WASHINGTON: The World Bank announced on Monday it was ending a project to fund vocational schools in China following allegations of mistreatment of minority Muslim Uighurs.
The World Bank launched another review of the program in late August after Foreign Policy magazine reported that a school that benefited from a tranche of the $50 million loan to China bought “barbed wire, gas launchers, and body armor.”
The Washington-based development lender said it launched another review in the wake of the charges but “did not substantiate the allegations.”
However, “In light of the risks associated with the partner schools, which are widely dispersed and difficult to monitor, the scope and footprint of the project is being reduced.”
“Specifically, the project component that involves the partner schools in Xinjiang is being closed,” the World Bank said in a statement.
China’s treatment of the Uighurs — a mostly Muslim, Turkic-speaking minority concentrated in the tightly-controlled northwestern Xinjiang region — has come under growing scrutiny.
Rights groups and experts say more than one million mostly Muslim ethnic minorities have been interned in re-education camps in Xinjiang, where they are being tortured and forced to renounce their religion.
China initially denied the existence of the camps before admitting to running what it called “vocational education centers,” which it presented as necessary to combat religious extremism and boost employment.
World Bank funding to five schools in the project will, however, continue.


Meghan seeks to stop tabloid naming friends in UK legal battle

Updated 09 July 2020

Meghan seeks to stop tabloid naming friends in UK legal battle

  • Meghan is taking on Mail on Sunday to court
  • Duchess says 5 friends have right to privacy
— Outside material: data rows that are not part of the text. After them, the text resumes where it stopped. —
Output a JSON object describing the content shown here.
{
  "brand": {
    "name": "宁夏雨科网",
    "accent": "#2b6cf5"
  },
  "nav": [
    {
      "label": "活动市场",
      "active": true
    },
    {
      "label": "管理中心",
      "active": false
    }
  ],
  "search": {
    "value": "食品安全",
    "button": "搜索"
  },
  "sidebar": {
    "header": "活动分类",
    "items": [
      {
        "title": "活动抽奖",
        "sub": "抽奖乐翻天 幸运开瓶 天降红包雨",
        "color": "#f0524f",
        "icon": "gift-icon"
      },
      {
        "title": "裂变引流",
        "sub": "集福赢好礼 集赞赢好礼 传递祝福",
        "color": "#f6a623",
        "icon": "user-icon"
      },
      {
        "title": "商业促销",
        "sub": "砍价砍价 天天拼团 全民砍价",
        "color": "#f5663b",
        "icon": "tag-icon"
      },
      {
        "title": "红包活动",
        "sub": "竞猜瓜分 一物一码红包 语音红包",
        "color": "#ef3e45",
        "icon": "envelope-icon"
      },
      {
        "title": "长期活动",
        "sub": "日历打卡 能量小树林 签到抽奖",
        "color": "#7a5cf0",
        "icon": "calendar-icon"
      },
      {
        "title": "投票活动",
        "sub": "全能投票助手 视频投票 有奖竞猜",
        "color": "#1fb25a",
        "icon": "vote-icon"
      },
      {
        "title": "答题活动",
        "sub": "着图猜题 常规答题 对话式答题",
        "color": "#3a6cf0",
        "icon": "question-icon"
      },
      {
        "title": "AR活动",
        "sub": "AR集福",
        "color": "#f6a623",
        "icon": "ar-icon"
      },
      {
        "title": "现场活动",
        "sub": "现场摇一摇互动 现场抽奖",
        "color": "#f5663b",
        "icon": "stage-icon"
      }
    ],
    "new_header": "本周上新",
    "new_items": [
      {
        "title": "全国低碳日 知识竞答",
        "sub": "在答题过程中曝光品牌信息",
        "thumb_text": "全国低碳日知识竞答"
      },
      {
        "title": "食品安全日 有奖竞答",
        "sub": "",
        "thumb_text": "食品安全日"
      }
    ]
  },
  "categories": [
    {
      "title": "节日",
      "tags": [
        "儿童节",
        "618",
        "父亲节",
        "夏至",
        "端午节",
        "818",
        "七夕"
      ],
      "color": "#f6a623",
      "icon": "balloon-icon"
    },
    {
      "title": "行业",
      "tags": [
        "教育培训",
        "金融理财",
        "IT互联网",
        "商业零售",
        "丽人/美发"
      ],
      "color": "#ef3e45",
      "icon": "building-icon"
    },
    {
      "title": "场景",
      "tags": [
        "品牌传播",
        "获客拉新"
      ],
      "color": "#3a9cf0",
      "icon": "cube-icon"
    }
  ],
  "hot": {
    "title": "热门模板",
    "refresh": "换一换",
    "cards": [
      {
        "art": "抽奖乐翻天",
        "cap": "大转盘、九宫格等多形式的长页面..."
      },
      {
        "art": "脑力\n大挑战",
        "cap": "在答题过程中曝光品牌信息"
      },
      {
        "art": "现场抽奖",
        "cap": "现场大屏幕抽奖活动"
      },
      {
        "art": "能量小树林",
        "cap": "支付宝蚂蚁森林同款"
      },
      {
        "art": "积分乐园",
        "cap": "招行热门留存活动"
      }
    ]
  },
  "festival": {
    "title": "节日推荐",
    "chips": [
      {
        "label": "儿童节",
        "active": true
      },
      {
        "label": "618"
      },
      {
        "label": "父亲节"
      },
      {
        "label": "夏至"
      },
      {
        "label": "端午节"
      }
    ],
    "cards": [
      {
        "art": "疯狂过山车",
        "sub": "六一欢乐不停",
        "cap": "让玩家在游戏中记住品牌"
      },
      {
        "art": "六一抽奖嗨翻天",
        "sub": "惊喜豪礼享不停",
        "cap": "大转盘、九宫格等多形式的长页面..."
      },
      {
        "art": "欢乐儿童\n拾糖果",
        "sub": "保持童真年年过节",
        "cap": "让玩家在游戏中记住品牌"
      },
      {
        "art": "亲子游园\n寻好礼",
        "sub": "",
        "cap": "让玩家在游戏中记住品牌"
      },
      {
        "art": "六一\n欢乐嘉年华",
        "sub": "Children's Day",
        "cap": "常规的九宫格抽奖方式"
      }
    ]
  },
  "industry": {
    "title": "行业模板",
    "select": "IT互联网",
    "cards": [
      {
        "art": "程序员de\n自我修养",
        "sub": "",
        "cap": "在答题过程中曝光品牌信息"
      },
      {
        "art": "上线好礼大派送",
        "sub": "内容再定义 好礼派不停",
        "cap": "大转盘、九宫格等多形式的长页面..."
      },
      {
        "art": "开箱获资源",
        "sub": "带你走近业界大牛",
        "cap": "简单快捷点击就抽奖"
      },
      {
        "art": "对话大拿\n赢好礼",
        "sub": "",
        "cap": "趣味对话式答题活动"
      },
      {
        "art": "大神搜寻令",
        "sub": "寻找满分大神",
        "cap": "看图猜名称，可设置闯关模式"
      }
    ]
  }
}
LONDON: Meghan, Britain's Duchess of Sussex, on Thursday sought a court order to stop the publisher of the Mail on Sunday tabloid from revealing the names of five friends who could be witnesses in an ongoing legal dispute, according to a court filing.
Meghan, wife of Queen Elizabeth's grandson Prince Harry, is suing publisher Associated Newspapers over articles the Mail on Sunday printed last year that included parts of a handwritten letter she sent to her estranged father, Thomas Markle, in August 2018.
Markle and his daughter have not spoken since he pulled out of appearing at her wedding to Harry in May 2018.
The Mail justified publishing the letter by saying five unnamed friends of Meghan had put her version of events in interviews with the U.S. magazine People.
Her legal team say it was untrue she had authorised or arranged for her friends to tell People about the letter, and on Thursday said Associated Newspapers were threatening to publish their names.
"These five women are not on trial, and nor am I. The publisher of the Mail on Sunday is the one on trial," Meghan said in a witness statement to London's High Court reviewed by Reuters.
"Each of these women is a private citizen... and each has a basic right to privacy," she added, saying their names had appeared in a confidential section of her legal papers.
A spokesman for the Mail on Sunday said the newspaper had "no intention" of publishing the names of the friends this weekend, but said it had told Meghan's lawyers that the question of their confidentiality should be considered by the court.
"Their evidence is at the heart of the case and we see no reason why their identities should be kept secret," he said.
Meghan, Harry and their baby son Archie are living in Los Angeles, having stepped down from royal duties at the end of March, partly because of intense media intrusion into their lives.
In documents filed last week as part of Meghan’s privacy case, her lawyers said her friends had spoken out because of the "tremendous emotional distress" caused by "false" British tabloid press articles.
In May, the judge in the case rejected part of her claim that the paper had acted dishonestly and stoked the rift with her father. The full trial is not expected until next year.